Publisher: Titan Comics
Writer: Ben Aaronovich
Artwork: Lee Sullivan
Colours: Luis Guerrero
Release Date: 24th October 2018
Peter Grant, proud member of the London Constabulary and days away from completing his probation, stumbles upon a key witness to a murder. Oddly, the witness turns out to be a ghost, and that’s when things get really strange. Recruited into a little-known branch of the Met, the Special Assessment Unit, by one DCI Thomas Nightingale, Peter discovers that magic, ghoulies, ghosties and things that go bump in the night are real… all of them, except aliens… so far…
I have been a massive fan of the Rivers of London books since I picked up the first one almost 8 years ago. I’ve read every book so far, I’ve got them all on audiobook (If you haven’t listened to them Kobna Holdbrook-Smith is one of the best audiobook narrators I’ve heard, and I’d heartily recommend them), and now I’ve got the graphic novels. In the world of Peter Grant, Thomas Nightingale and the Folly, there is something magical (pun intended) that just keeps me coming back for more and makes the a regular re-read or listen.
Aaronovitch’s style for me is something of a cross between Douglas Adams’ Hitchikers Guide To The Galaxy and Terry Pratchett’s Night Watch stories. There are repeated references in the book to Harry Potter, much to the chagrin of DCI Nightingale, and given the subject matter this could easily have turned into just being a parody of JK Rowling’s stories. “CSI Hogwarts” if you will. Aaronovitch however has kept a fantastic balance between the horrific and the humorous, and spun a story and a world that despite its supernatural subject matter has a very grounded and relatable feel to it. Each of the characters has a well fleshed-out background and development, and with every new story I have become more invested in each of them.
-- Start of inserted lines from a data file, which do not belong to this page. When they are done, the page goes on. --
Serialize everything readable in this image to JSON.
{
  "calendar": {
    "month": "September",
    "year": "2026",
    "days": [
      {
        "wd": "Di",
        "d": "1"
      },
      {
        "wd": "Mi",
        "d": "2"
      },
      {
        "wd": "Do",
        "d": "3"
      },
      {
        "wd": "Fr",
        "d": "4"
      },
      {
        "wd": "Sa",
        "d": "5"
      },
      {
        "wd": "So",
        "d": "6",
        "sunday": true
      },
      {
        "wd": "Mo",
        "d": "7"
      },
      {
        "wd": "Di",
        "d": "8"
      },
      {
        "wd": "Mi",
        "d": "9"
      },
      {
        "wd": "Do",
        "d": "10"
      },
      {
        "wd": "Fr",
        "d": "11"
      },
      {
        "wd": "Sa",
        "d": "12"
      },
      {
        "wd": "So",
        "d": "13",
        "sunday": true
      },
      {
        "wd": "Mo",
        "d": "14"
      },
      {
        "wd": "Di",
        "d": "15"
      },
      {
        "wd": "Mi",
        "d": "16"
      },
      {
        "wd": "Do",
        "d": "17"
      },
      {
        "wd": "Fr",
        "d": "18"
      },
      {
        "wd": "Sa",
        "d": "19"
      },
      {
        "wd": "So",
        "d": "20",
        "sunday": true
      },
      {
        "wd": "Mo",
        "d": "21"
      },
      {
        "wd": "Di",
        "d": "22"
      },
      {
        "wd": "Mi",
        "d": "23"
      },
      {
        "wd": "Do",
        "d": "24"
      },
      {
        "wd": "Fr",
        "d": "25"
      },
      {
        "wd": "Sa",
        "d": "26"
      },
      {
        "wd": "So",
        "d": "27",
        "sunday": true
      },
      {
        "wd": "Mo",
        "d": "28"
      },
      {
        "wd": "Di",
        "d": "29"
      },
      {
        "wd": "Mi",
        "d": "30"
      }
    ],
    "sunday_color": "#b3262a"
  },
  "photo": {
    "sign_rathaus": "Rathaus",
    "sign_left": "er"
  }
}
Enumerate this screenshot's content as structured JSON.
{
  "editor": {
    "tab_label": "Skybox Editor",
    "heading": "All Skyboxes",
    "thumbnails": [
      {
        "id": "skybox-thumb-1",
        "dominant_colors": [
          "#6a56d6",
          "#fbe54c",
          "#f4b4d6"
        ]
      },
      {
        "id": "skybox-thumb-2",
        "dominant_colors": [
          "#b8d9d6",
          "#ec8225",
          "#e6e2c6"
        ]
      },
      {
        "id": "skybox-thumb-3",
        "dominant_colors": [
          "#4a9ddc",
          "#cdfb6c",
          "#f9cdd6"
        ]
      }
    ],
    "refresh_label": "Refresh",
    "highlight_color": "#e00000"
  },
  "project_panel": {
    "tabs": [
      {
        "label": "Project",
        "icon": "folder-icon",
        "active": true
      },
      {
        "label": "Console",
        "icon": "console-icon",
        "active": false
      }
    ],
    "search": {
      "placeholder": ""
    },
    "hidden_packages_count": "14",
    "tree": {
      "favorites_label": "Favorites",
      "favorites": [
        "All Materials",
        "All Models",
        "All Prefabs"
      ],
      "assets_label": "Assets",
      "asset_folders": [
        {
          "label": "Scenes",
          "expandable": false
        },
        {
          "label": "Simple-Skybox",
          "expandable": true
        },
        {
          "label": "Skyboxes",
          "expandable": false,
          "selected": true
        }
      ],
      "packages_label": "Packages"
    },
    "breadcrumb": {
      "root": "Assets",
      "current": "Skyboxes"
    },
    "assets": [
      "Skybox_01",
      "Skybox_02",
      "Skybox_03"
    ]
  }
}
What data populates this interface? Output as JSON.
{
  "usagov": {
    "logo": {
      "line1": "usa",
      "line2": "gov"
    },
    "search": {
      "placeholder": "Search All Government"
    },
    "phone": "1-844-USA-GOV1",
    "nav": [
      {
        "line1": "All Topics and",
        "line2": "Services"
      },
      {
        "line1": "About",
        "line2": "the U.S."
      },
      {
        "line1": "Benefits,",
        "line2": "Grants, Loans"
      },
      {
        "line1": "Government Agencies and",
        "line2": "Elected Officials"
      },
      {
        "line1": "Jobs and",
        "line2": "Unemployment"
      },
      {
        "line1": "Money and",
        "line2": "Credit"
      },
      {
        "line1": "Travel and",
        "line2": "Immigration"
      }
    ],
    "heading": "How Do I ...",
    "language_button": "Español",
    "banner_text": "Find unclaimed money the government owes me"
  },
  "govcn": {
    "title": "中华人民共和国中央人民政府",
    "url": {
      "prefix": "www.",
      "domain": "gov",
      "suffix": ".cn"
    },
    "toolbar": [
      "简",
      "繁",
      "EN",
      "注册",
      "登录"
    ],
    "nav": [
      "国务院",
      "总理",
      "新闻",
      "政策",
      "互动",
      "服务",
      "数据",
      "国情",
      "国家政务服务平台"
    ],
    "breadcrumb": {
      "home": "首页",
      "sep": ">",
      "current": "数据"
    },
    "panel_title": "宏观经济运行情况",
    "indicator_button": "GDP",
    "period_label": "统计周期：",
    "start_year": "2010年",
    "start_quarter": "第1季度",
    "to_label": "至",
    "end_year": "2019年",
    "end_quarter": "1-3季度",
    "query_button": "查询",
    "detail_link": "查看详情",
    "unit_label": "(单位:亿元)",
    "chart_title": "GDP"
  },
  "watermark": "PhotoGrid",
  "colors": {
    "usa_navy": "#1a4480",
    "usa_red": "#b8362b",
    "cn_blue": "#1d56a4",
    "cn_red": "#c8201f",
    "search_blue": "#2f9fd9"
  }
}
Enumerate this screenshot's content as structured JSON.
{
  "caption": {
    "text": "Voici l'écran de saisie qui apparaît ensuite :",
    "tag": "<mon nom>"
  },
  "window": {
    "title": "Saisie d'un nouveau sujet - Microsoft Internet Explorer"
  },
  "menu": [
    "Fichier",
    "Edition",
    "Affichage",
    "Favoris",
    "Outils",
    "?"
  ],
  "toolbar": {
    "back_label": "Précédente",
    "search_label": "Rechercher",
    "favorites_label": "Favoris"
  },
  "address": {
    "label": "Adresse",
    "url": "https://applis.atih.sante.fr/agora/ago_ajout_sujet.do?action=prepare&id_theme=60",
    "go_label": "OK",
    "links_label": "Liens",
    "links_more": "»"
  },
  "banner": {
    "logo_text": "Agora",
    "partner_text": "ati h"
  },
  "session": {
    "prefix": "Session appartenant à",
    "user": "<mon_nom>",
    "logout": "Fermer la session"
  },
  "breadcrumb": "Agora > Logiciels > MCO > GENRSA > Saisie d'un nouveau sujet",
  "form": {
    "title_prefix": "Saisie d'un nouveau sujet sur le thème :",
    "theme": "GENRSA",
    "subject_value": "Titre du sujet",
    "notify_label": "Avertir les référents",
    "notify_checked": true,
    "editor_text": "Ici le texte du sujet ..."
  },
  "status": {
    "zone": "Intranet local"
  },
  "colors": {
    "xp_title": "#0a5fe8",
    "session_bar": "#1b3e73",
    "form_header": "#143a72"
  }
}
As the title suggests this is a collection of the first three graphic novels in a nicely presented slip case edition which, if you’re just starting to collect them is definitely the way forward. What you get in the Graphic Novels are not reworks of the existing stories but rather a series of new short stories that intertwine with the timeline of the books and fill in some gaps and references that personally have been bugging the living daylights out of me.
Have you spent a fruitless afternoon paging through the books to find out what (to paraphrase DCI Seawoll) “all the weird bollocks” with the haunted BMW’s was about? Look no further! This is a storyline that features in the first volume of the graphic novels and only here. I was very dubious when I picked these up, I have found over the years that graphic novelisation of a favourite author/ book series seldom ends well but I have to say I was pleasantly surprised to see that Ben Aaronovitch has brought the same effort and skill to these as he has to the rest of the books. Lee Sullivan and Luis Guerrero had probably the hardest job to convince me. We all do it, you read a novel and you know how that character looks, (I had the same trepidation with the audiobooks but Kbona Holdbrook-Smith knocked it out of the park) but I’ve got to say Sullivan and Guerrero have done brilliantly.
The character that was worrying me most of all was Nightingale. I had a very definite picture in my head, he was one of the first characters that developed a face for me and the Nightingale in these books is almost exactly what I had imagined. Characters and my vastly overinflated opinions on whether they meet my expectations aside, the artwork throughout is fantastic and there’s some wonderfully atmospheric, and in some places horrific scenes that are brought to life beautifully by the art and colouring.
Having said all of that, as an introduction to The Rivers of London, this is not the place to start. If you haven’t read the books you’re going to struggle to understand a lot of what’s going on. If, however, like me, you’re just a little bit obsessed with the novels then this is a great addition to the Peter Grant universe and answers some of those pesky, niggling questions that are alluded to in the books.
The writer of this piece was: Mark Scott
Mark Tweets from @macoy_comicgeek